§ **ACTIVITY**: From the entries below, extract every line that includes the word "Paramètres".

§ **THE DATA**:
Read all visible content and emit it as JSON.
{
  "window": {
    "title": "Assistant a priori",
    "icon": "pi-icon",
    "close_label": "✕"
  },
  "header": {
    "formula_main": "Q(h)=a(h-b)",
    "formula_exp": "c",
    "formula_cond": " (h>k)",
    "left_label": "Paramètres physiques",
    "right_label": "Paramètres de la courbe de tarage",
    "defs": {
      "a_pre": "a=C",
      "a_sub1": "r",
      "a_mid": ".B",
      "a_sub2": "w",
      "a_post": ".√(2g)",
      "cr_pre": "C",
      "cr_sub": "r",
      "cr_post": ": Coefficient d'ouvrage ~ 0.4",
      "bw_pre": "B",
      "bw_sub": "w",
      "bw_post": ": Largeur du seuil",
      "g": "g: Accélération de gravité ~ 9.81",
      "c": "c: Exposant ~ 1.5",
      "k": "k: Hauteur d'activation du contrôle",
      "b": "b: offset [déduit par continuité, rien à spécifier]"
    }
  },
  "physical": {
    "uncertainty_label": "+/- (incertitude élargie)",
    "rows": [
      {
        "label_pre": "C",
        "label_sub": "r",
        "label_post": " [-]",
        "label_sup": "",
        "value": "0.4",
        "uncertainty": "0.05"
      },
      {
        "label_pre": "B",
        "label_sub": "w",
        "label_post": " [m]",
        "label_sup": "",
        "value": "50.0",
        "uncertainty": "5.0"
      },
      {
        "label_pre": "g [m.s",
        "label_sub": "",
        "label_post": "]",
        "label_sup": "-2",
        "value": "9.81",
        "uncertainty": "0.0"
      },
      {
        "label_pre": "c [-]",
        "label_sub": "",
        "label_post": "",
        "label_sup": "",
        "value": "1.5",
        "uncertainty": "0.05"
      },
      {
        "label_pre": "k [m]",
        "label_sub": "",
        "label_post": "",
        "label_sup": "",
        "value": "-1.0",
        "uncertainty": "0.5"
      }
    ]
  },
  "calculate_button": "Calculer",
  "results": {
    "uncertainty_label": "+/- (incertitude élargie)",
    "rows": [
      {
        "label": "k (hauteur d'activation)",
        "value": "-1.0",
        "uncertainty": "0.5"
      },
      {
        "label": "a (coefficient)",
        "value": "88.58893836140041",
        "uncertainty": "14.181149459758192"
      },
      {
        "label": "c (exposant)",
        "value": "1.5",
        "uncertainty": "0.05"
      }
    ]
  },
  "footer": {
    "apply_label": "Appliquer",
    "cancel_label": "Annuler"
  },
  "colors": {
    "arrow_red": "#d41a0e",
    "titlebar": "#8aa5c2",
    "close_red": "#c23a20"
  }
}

§ **SOLUTION FOR THIS EXERCISE**:
    "left_label": "Paramètres physiques",
    "right_label": "Paramètres de la courbe de tarage",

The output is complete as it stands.